This beautiful old city on the Ljubljanica River is one of the true gems of Europe. The centre is small and easily walkable. There are shops and cafes and cultural events. And it’s simply a pleasant place to while away the time.
During my longest stay in the city, I had the use of a friend’s apartment just off Prešeren Square. They were away for the weekend and I was on my own. I had a regular cafe on the square where I would sip coffee and cream every morning, reading a little and watching the pretty girls walk by. And I had another cafe further down river where I wrote each afternoon. Once when I was possessed by a particularly strong train of thought, I completely forgot my coffee and scribbled long after dark. The waitress brought out a candle and quietly slipped it onto my table.

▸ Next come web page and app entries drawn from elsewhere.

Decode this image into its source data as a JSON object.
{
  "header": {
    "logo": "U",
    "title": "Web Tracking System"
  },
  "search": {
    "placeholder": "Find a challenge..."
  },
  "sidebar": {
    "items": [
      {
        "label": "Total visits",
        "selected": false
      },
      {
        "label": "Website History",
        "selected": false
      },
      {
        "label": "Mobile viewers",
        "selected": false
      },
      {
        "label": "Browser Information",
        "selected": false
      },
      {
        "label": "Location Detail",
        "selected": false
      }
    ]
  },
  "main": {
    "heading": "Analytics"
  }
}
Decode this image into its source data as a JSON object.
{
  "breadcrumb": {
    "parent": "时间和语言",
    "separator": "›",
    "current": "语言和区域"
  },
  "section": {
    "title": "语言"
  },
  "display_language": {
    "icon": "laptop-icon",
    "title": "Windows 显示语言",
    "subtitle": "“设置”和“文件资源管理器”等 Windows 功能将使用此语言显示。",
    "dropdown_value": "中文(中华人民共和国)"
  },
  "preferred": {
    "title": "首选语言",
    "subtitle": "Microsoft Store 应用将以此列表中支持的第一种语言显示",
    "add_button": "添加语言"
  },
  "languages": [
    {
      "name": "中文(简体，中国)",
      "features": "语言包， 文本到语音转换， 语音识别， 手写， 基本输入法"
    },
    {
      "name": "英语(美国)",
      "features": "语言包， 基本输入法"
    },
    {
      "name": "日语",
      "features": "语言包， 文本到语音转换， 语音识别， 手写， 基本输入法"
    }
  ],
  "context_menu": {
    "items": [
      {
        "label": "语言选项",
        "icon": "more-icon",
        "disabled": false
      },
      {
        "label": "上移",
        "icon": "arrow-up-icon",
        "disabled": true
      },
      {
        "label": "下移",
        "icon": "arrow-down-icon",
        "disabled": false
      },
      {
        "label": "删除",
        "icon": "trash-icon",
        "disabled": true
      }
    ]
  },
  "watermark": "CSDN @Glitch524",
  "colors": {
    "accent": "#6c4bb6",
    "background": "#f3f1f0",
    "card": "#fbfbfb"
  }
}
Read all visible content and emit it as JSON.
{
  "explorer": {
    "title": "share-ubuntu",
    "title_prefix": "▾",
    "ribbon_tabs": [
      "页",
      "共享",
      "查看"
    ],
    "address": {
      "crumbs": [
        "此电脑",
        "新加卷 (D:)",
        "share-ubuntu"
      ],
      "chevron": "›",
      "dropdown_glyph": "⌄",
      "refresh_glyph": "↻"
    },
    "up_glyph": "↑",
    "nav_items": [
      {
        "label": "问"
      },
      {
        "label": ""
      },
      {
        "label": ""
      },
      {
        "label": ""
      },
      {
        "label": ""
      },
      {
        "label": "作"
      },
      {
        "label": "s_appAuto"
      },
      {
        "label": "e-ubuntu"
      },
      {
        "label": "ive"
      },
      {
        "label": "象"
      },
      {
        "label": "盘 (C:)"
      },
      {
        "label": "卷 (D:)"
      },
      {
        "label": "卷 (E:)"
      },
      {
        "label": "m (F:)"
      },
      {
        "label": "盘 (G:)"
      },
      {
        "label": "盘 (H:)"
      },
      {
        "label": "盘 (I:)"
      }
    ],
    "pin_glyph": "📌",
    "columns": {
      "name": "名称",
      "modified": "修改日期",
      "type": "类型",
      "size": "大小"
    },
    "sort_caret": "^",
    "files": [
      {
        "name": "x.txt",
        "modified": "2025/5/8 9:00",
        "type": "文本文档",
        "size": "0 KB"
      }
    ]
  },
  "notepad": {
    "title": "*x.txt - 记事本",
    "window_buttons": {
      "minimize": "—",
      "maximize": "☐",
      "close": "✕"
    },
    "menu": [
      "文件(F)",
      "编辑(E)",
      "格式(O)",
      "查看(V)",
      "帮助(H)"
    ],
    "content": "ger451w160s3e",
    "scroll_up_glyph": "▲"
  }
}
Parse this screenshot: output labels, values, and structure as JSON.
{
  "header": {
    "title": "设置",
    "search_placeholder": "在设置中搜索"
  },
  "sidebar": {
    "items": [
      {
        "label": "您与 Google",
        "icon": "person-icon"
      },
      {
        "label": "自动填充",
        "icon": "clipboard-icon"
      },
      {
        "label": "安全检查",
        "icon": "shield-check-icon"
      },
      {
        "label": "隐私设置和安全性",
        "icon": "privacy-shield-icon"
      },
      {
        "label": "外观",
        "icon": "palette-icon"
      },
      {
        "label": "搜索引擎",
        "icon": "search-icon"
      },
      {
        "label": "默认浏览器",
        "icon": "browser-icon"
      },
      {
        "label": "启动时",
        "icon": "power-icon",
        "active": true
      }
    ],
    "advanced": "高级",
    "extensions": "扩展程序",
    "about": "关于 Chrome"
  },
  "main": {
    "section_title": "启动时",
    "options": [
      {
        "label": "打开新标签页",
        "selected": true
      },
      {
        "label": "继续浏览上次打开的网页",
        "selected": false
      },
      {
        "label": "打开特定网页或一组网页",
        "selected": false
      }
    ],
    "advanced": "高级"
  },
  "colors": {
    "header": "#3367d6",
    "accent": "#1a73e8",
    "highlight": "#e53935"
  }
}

Ljubljana was the city that introduced me to European cafe culture. Until then, I’d only traveled the third world fringes of the map. Slovenia provided a civilizing influence. Ljubljana’s a city with many happy memories for me.
3. New York (USA)
I first visited the Big Apple right after university, while working for a temp agency that took inventories of furniture in office buildings. It was a terrible job and the pay barely gave me enough to eat. But hey, I got two trips to New York out of it. We stayed right in the middle of Manhattan, and when we weren’t working manic 15 hour days I could wander the streets and soak up the life.
I’m headed back again this year, on what will likely be my only North American trip of 2012. Food, culture, fashion, museums, and more crazy characters than you could fill an asylum with—New York has it all!
2. Valletta (Malta)
The capital of Malta is one of the most dramatically positioned cities in all of Europe. It’s a small, walkable grid of narrow streets on a fortified peninsula high above the Grand Harbour. It’s blessed by year-round Mediterranean sun, and surrounded by translucent waters.
Valletta is absolutely steeped in history, from the time of the Knights to the Second World War. To walk among it’s venerable stones is to sink hundreds of years into the past. That’s where I go when I need a break from my desk, to sip cappucino in the sun at Cafe Cordina, or to read a book on a bench in the Lower Barakka Gardens as crisp white sails cut across the harbour far below.
1. Tokyo (Japan)
I lived on its western edge for two years in my twenties, in that railway zone where the crazy electronic maze of Shinjuku and the quiet mountains of Okutama where about the same distance away.
Tokyo’s got some of the best food on the planet. Live sumo in Ryogoku. Layers of history. Outstanding museums. Leading edge fashion. And some of the strangest hidden corners I’ve encountered anywhere on the planet. No matter how many times I go back to Tokyo, I always uncover something new.
So there you have it. My Road Wisdom Top 10 Cities.
What are YOUR favourite cities, and why? Please share them with me in the comments below. I’m always looking for new places to explore.